Rexall said it was making efforts to secure more flu vaccine doses “promptly” and promised to update its customers via email and an online posting when flu shots were again available.
Ford said the significant uptake of flu vaccines showed the campaign was a success. He also appeared to blame Rexall for the supply shortages.
“Let me flip this around, isn’t this great news that we’ve seen an increase of flu shots of 500 per cent? People are listening,” said Ford after being asked why there was a shortage. “As for my friends at Rexall, you knew the allocations that you had, so don’t overbook people.”
A spokesman for Rexall, however, pointed out that the vaccine supply is determined and allocated by the province’s Ministry of Health and Long-Term Care.
Despite Ford’s public call out, spokesman Andrew Forgione said Rexall was looking forward to continuing to work with the Ontario government.
“Rexall developed a thorough process to ensure the health and safety of our customers and employees when receiving their flu shots, including booking an appointment,” said Forgione.
Justin Bates, the CEO of the Ontario Pharmacists Association, said his membership had been told that more flu shots would be delivered by the province within the week although he wasn’t sure exactly when or how many would be coming.
Bates also said that he knows having an appointment cancelled can be frustrating but ultimately it’s positive news that so many people are getting vaccinated.
“This is a good problem to have because it’s demonstrating that the public is aware of the value and importance of getting a flu shot this season in order to avoid overwhelming the health-care system,” said Bates.
Health Minster Christine Elliott said that before the pandemic even began the province was planning a massive flu shot campaign and in preparation for that ordered 5.1 million doses — 700,000 more than 2019. After the COVID-19 pandemic began, Ontario ordered an additional 350,000 with help from the federal government.
A spokesperson for the ministry said that over 4.7 million doses of the flu vaccine have been distributed in Ontario, a number confirmed by Bates.
NDP health critic France Gelinas asked Elliott about the shortages — pointing to specific examples in her northern Ontario riding in and around Sudbury — during question period in the provincial legislature on Monday morning.
In response, Elliott said that over a million flu shots have been administered compared to approximately 150,000 at the same time last year. Like Ford, Elliott said that the shortage was actually a mark of success.
‘We started this flu season wanting to have the largest flu campaign in Ontario’s history and it’s happening,” said Elliott. “I’m very grateful to the people of Ontario who have gone out and gotten their flu shots.”
The government has been encouraging residents to get their flu shot this year, saying that doing so would help preserve hospital capacity during the COVID-19 pandemic.

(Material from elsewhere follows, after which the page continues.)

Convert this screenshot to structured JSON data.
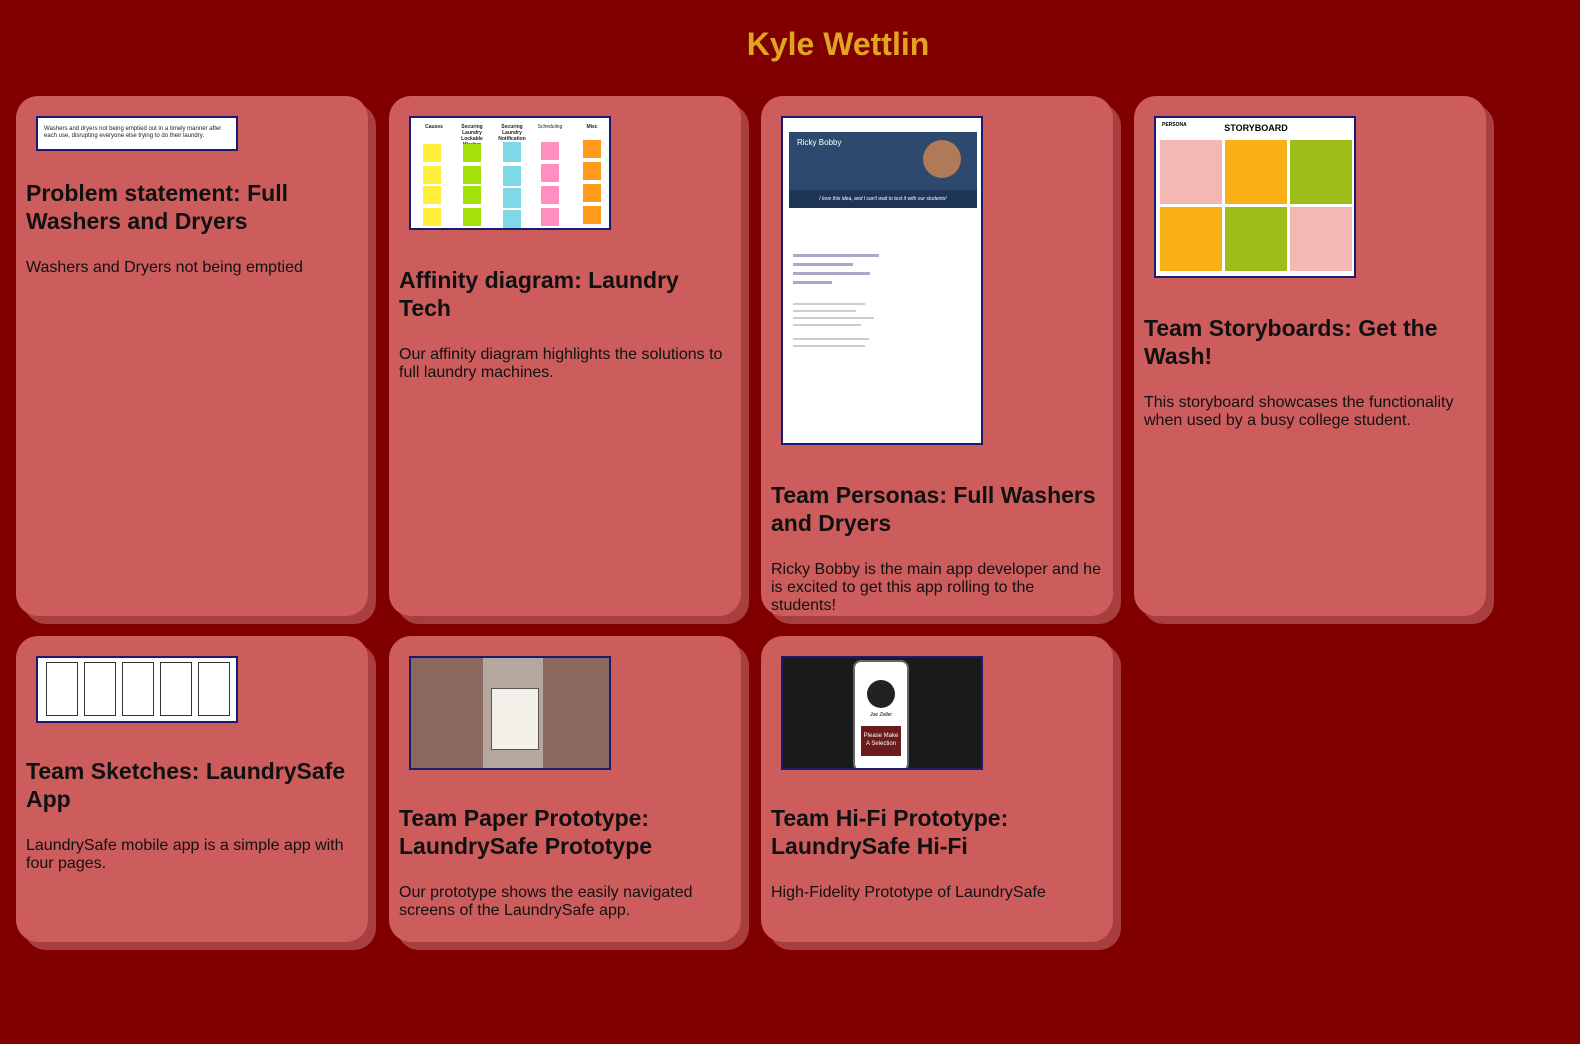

Bates confirmed that demand for flu shots at pharmacies had risen 500 per cent from 2019.
Elliott said negotiations were underway to purchase more vaccines as the 5.45 million flu shots ordered by the province were not nearly enough to vaccinate Ontario’s population of 14.5 million people.
“We set aside another $28.5 million in case we needed to purchase more vaccines and that’s what we’re trying to do now,” said Elliott, who added that she had spoken with federal Health Minister Patty Hajdu and global manufacturers about getting more flu shots.
Bates noted that the procurement and distribution process for the flu shots were a good trial run ahead of a potential COVID-19 vaccine.
“Of course, (a COVID-19 vaccine) has global magnitude with manufacturers and supply chains that aren’t just in Ontario or Canada but around the world,” said Bates.